Independent Dating
and  

By clicking 'Search' you
are agreeing to our
Terms of Use.

iJobs Job Widget
iJobs General

Ashdown Group: Marketing Manager (B2B) - Romford - £40,000 + car

£35000 - £40000 per annum + car and benefits: Ashdown Group: Marketing Manager...

Ashdown Group: Helpdesk Analyst - Devon - £20,000

£18000 - £20000 per annum: Ashdown Group: Helpdesk Analyst - Devon - £20,000 ...

Ashdown Group: Data Scientist - London - £50,000 + bonus

£35000 - £50000 per annum + generous bonus: Ashdown Group: Business Analytics ...

Ashdown Group: IT Project Coordinator (Software Development) - Kingston

£45000 - £50000 per annum: Ashdown Group: IT Project Coordinator (Software Dev...

Day In a Page

General Election 2015: ‘We will not sit down with Nicola Sturgeon’, says Ed Balls

'We will not sit down with Nicola Sturgeon'

In an exclusive interview, Ed Balls says he won't negotiate his first Budget with SNP MPs - even if Labour need their votes to secure its passage
VE Day 70th anniversary: How ordinary Britons celebrated the end of war in Europe

How ordinary Britons celebrated VE Day

Our perception of VE Day usually involves crowds of giddy Britons casting off the shackles of war with gay abandon. The truth was more nuanced
They came in with William Caxton's printing press, but typefaces still matter in the digital age

Typefaces still matter in the digital age

A new typeface once took years to create, now thousands are available at the click of a drop-down menu. So why do most of us still rely on the old classics, asks Meg Carter?
Discovery of 'missing link' between the two main life-forms on Earth could explain evolution of animals, say scientists

'Missing link' between Earth's two life-forms found

New microbial species tells us something about our dark past, say scientists
The Pan Am Experience is a 'flight' back to the 1970s that never takes off - at least, not literally

Pan Am Experience: A 'flight' back to the 70s

Tim Walker checks in and checks out a four-hour journey with a difference
Humans aren't alone in indulging in politics - it's everywhere in the animal world

Humans aren't alone in indulging in politics

Voting, mutual back-scratching, coups and charismatic leaders - it's everywhere in the animal world
Crisp sales are in decline - but this tasty trivia might tempt back the turncoats

Crisp sales are in decline

As a nation we're filling up on popcorn and pitta chips and forsaking their potato-based predecessors
Ronald McDonald the muse?
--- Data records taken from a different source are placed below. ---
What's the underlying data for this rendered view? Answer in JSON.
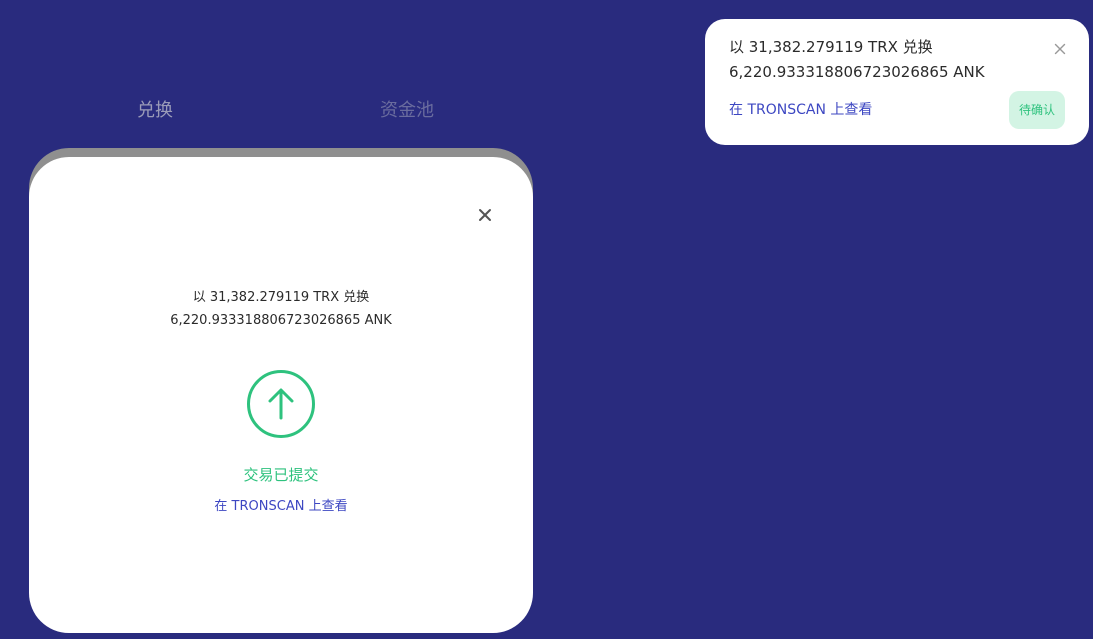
{
  "tabs": {
    "swap": "兑换",
    "pool": "资金池"
  },
  "modal": {
    "summary_line1": "以 31,382.279119 TRX 兑换",
    "summary_line2": "6,220.933318806723026865 ANK",
    "status": "交易已提交",
    "link": "在 TRONSCAN 上查看",
    "close_icon": "close-icon",
    "status_icon": "arrow-up-circle-icon"
  },
  "toast": {
    "line1": "以 31,382.279119 TRX 兑换",
    "line2": "6,220.933318806723026865 ANK",
    "link": "在 TRONSCAN 上查看",
    "badge": "待确认",
    "close_icon": "close-icon"
  },
  "colors": {
    "background": "#292b7e",
    "accent_green": "#2ec27e",
    "link_blue": "#3d47c2",
    "badge_bg": "#d3f4e4"
  }
}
Why Banksy, Ron English and Keith Coventry are lovin' Maccy D's

Ronald McDonald the muse

A new wave of artists is taking inspiration from the fast food chain
13 best picnic blankets

13 best picnic blankets

Dine al fresco without the grass stains and damp bottoms with something from our pick of picnic rugs
Barcelona 3 Bayern Munich 0 player ratings: Lionel Messi scores twice - but does he score highest in our ratings?

Barcelona vs Bayern Munich player ratings

Lionel Messi scores twice - but does he score highest in our ratings?
Martin Guptill: Explosive New Zealand batsman who sets the range for Kiwis' big guns

Explosive batsman who sets the range for Kiwis' big guns

Martin Guptill has smashed early runs for Derbyshire and tells Richard Edwards to expect more from the 'freakish' Brendon McCullum and his buoyant team during their tour of England
General Election 2015: Ed Miliband's unlikely journey from hapless geek to heart-throb

Miliband's unlikely journey from hapless geek to heart-throb

He was meant to be Labour's biggest handicap - but has become almost an asset
General Election 2015: A guide to the smaller parties, from the the National Health Action Party to the Church of the Militant Elvis Party

On the margins

From Militant Elvis to Women's Equality: a guide to the underdogs standing in the election
Amr Darrag: Ex-Muslim Brotherhood minister in exile still believes Egypt's military regime can be replaced with 'moderate' Islamic rule

'This is the battle of young Egypt for the future of our country'

Ex-Muslim Brotherhood minister Amr Darrag still believes the opposition can rid Egypt of its military regime and replace it with 'moderate' Islamic rule, he tells Robert Fisk
Why patients must rely less on doctors: Improving our own health is the 'blockbuster drug of the century'

Why patients must rely less on doctors

Improving our own health is the 'blockbuster drug of the century'